None of Dakka's allegations have been proven or disproven in court. The settlement agreement resolution expressly states that the $50,000 payment does not constitute an admission of wrongdoing by Hackensack or any of its officials. All that is known for sure is that Hackensack or its insurer, for whatever reason, decided that it would rather pay Dakka $50,000 than take the matter to trial. Perhaps the defendants' decision to settle was done to save further legal expense and the costs of trying what were in fact exaggerated or meritless claims. Or, perhaps the claims were true and the defendants wanted to avoid being embarrassed at trial. This is the problem when cases settle before trial--it is impossible to know the truth of what really happened.

Saturday, May 3, 2014

North Brunswick school board pays $20,000 to settle alleged bullying victim's lawsuit.

On June 24, 2013, the North Brunswick Board of Education (Middlesex County) agreed to pay $20,000 to a former North Brunswick High School student and his parents who sued the school's football coach for subjecting him to "bullying and abusive conduct."

In his suit, former student Nicholas Fabian, together with his parents Richard and Dawn Fabian, said that Nicholas was participation in the North Brunswick High School football program in 2009 when football coach Mark Zielinski subjected him to bullying and abuse that was subsequently joined by other players and students.  The family claimed that Superintendent Brian Zacowski and Principal Brian Brochel were aware of the bullying but did not prevent it. The family claimed that the bullying required them to pull Nicholas out of North Brunswick High School and place in him parochial school.

The case is captioned Fabian v. Township of North Brunswick School District, Federal Case No. 3:12-cv-05964 and Fabian's attorney was Gregory J. Sullivan of Hamilton.  Case documents are on-line here.

None of Fabian's allegations have been proven or disproven in court.

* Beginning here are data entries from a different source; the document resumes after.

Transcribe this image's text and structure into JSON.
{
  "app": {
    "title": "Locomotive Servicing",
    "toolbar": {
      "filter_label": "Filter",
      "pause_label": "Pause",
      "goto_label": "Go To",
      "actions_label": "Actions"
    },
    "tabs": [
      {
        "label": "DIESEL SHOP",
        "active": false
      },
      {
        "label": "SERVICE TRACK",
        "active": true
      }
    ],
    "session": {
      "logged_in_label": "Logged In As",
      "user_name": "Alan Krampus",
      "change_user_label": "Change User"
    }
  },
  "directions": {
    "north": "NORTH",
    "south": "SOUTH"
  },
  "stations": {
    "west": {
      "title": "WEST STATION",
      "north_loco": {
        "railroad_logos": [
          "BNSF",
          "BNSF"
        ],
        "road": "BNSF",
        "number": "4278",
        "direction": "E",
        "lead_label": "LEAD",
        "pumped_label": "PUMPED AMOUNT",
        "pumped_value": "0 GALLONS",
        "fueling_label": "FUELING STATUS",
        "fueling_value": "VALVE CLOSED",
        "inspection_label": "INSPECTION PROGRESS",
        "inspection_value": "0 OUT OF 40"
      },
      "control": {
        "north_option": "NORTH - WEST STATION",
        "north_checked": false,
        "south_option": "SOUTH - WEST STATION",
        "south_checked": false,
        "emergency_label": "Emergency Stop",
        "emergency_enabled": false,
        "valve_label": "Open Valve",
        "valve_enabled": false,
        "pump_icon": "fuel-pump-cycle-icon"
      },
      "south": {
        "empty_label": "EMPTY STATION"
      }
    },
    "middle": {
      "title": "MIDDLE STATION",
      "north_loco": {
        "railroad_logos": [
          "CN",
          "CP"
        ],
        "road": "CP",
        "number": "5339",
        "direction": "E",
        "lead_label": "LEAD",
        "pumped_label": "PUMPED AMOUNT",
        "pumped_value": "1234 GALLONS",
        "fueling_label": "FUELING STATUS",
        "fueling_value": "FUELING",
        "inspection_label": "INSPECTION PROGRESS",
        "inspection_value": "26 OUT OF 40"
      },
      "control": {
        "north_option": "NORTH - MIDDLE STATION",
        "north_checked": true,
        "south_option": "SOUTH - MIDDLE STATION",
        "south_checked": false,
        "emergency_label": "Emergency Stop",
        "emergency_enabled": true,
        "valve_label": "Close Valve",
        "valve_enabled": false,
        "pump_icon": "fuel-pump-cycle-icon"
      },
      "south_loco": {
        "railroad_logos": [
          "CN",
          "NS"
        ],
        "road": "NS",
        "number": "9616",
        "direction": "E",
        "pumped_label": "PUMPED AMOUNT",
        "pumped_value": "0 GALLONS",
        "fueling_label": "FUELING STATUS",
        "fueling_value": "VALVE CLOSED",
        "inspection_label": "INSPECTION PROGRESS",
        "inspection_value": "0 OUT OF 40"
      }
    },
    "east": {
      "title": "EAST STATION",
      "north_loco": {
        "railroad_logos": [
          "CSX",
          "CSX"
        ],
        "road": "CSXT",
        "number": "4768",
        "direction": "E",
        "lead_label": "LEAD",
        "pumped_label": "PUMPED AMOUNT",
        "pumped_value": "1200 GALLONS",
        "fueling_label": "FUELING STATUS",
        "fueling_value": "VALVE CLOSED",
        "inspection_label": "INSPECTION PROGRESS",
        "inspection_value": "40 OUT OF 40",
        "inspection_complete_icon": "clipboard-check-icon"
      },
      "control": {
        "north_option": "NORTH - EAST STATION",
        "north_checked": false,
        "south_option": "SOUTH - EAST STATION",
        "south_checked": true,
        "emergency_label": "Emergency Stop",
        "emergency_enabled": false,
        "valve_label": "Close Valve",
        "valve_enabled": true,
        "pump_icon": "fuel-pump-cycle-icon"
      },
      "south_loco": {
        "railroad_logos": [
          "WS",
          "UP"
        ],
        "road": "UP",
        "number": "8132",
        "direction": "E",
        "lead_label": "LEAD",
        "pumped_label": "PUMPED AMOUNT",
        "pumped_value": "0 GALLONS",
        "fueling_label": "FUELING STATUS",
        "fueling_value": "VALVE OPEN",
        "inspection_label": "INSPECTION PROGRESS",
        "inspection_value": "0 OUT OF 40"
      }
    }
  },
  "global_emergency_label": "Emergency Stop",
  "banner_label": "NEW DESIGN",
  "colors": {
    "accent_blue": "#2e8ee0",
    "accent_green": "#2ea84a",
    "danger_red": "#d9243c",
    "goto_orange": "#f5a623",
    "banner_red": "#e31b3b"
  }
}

The settlement agreement resolution expressly states that the $20,000 payment does not constitute an admission of wrongdoing by North Brunswick or any of its officials. All that is known for sure is that North Brunswick or its insurer, for whatever reason, decided that it would rather pay Fabian $20,000 than take the matter to trial. Perhaps the defendants' decision to settle was done to save further legal expense and the costs of trying what were in fact exaggerated or meritless claims. Or, perhaps the claims were true and the defendants wanted to avoid being embarrassed at trial. This is the problem when cases settle before trial--it is impossible to know the truth of what really happened.